Records to process: Begin

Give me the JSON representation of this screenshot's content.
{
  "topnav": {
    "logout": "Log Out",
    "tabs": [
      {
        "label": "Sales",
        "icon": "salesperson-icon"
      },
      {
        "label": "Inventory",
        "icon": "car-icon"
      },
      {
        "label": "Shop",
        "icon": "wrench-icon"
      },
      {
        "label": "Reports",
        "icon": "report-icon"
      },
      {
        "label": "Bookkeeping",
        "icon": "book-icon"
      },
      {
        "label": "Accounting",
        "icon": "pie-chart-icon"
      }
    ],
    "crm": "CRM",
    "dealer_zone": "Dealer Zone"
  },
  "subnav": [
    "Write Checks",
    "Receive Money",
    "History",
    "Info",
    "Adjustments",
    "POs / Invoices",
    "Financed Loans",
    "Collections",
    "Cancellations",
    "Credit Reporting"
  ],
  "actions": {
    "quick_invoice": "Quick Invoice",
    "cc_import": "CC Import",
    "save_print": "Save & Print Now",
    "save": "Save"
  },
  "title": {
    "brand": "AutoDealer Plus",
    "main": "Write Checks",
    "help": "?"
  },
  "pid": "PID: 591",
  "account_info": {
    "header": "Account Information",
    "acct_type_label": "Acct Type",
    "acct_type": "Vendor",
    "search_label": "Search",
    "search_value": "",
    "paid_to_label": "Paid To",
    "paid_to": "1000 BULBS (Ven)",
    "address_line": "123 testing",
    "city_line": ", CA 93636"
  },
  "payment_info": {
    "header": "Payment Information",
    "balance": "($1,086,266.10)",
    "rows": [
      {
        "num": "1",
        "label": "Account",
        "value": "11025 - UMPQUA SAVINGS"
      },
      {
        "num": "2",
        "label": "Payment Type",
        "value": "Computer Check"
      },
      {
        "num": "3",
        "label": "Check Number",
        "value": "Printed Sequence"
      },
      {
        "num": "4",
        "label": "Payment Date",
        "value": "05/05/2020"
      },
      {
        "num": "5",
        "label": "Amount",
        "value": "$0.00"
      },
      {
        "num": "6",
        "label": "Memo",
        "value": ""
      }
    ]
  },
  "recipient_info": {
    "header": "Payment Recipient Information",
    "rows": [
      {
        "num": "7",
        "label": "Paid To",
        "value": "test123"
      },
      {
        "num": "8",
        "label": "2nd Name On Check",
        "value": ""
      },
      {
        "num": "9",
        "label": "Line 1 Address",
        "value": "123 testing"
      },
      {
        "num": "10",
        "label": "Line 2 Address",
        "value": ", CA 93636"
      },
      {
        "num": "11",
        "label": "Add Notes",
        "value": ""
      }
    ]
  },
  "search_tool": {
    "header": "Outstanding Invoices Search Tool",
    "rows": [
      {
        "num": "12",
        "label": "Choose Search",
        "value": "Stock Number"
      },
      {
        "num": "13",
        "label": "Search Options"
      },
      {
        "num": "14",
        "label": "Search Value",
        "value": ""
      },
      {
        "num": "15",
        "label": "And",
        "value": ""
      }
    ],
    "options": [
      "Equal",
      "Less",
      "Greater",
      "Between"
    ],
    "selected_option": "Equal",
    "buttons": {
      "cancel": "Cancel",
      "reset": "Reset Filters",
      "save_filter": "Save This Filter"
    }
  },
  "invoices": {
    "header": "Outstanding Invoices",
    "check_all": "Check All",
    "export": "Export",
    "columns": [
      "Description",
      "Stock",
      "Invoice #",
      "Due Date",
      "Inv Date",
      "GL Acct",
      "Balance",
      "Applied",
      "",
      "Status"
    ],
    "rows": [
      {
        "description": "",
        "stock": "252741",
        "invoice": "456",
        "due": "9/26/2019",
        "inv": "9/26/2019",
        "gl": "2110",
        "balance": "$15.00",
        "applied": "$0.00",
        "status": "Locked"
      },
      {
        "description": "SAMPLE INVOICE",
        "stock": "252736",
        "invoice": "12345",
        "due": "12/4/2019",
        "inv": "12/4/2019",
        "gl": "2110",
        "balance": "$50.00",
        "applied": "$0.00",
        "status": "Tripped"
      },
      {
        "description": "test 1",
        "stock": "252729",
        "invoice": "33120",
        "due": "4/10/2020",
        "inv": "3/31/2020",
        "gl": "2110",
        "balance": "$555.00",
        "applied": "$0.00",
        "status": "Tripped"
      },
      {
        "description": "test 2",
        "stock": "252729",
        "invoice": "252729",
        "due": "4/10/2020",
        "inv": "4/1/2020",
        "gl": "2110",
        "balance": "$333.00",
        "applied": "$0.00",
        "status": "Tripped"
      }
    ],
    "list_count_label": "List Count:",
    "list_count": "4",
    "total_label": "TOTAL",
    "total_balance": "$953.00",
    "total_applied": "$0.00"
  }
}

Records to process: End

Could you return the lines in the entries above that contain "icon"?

        "icon": "salesperson-icon"
        "icon": "car-icon"
        "icon": "wrench-icon"
        "icon": "report-icon"
        "icon": "book-icon"
        "icon": "pie-chart-icon"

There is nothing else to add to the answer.